Reflecting on how important the values-alignment of brands is for Gen Z, StockX senior economist Jesse Einhorn observes: “The products they invest in are the products they believe in9.”

This prioritisation of sustainability is consistent across all of Gen Z’s spending.

About 81 per cent of the generation would participate in or buy from a local provider and 65 per cent would rather use subscription services and long-term rentals for typical household items than purchasing the items new.

As a response to the priorities of this group, Etsy spent $1.62 billion in June 2021 to buy the second-hand fashion app Depop, an app favoured by Gen Zs intent on making sustainable and environmentally sensitive purchases.

Etsy’s CEO Josh Silverman described the acquisition as a key way to achieve relevance with this younger demographic10.

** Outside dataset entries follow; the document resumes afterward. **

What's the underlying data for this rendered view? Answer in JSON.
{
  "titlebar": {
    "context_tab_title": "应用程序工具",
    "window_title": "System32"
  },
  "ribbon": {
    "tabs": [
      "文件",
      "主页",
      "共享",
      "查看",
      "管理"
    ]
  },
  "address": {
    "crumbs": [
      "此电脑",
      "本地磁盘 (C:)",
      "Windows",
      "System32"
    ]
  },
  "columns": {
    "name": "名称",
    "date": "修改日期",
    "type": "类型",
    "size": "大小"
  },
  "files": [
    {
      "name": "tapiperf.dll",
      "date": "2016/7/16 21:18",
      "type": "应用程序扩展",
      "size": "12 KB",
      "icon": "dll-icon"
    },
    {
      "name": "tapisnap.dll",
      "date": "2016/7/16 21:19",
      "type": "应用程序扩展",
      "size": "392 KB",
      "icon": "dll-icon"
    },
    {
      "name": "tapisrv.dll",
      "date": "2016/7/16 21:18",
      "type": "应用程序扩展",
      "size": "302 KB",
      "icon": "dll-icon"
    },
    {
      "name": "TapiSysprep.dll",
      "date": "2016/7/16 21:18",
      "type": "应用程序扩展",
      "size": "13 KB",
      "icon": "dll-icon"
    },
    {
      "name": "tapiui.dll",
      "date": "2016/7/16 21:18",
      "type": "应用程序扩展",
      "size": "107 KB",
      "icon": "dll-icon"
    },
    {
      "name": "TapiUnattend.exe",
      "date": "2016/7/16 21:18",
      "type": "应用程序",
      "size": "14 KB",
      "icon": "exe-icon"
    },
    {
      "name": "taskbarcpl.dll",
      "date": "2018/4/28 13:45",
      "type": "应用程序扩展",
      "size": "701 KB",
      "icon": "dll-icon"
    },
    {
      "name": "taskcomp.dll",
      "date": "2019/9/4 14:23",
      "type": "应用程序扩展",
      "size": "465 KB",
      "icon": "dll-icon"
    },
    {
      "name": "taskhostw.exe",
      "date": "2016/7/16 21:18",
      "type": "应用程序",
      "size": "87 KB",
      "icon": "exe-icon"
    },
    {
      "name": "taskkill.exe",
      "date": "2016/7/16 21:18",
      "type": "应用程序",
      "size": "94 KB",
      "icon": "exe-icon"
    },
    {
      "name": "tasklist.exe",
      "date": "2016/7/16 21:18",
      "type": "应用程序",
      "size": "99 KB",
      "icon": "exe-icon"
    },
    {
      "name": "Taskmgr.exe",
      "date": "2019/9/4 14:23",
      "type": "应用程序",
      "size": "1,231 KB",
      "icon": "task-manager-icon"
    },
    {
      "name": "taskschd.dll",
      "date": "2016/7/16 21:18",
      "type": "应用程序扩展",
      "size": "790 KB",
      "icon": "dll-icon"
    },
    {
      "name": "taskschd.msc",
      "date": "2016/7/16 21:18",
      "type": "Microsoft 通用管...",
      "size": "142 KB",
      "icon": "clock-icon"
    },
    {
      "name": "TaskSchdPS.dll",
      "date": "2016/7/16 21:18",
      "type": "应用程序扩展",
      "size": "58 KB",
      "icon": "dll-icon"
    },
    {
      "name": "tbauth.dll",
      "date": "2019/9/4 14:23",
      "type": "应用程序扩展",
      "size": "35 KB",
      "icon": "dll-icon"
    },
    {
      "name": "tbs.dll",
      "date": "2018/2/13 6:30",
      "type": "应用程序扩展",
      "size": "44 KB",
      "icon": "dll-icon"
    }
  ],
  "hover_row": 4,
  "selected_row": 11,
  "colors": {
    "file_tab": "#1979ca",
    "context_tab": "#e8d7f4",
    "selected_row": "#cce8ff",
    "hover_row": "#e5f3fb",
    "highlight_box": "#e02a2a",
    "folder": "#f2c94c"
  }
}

Gen Z driven more by meaning than money

In a professional context, Gen Z claim they are more driven by meaning than money with almost two-thirds (65 per cent) saying they’d prefer to do something of significance rather than merely earn a big pay packet.

For any business attempting to engage this emergent market as either consumers or employees, social responsibility cannot be a peripheral strategy.

Rather, it must be prioritised as central to the aim of the company, on par with profits and growth.

With a combined spending power of $143 billion, this market cannot be overlooked.

The significance of their consumer values and professional interests cannot be overstated11.

With their favoured entertainers taking up the baton of improving social welfare and the world at large, Gen Z’s expectations of their brands are set.

If a 24-year-old Youtuber can use his wealth and platform for the service of the greater good, so must the companies aiming to capture the attention and the business of their youngest consumers.

1. Layton, C 2023, ‘MrBeast helps thousand people with eyesight issues see again’, WNCT, 28 January.

2. ‘mrbeast.com’, SimilarWeb, December 2022.

3. Chiu, E. 2020, ‘Generation Z: Building a Better Normal’, Wunderman Thompson, December.

4. Keohane, K. 2016, ‘The Case For Purpose Driven Brands’, Branding Strategy Insider, 9 September.

5. Edgecliffe-Johnson, A. 2019, ‘Beyond The Bottom Line: Should Business Put Purpose Before Profit?’, Financial Times, 4 January.

6. Stefanini, P. 2020, ‘A Simple Secret To Satisfying Gen Z: Listen’, Forbes, 20 March.

7. Radfar, C. 2017, ‘Autonomous Cars Will Bring A Moveable Feast Of Products And Services’, TechCrunch2 July.

8. Smith, R. 2018, ‘To Reach Millennials, High-End Jewelers Try New Products—and Approach’, The Wall Street Journal, 19 June.

9. Calandra, C. 2021, ‘Gen Z’s financial freedom,’ Wunderman Thompson, 30 August.

10. Browne, R. 2021, ‘Etsy is buying fashion resale app Depop for $1.62 billion,’ CNBC, 2 June.

11. 2020, ‘State of Gen Z Report’, Zebra IQ, September.

Article supplied with thanks to Michael McQueen.

About the Author: Michael is a trends forecaster, business strategist and award-winning conference speaker.

Feature image: Screenshot, Youtube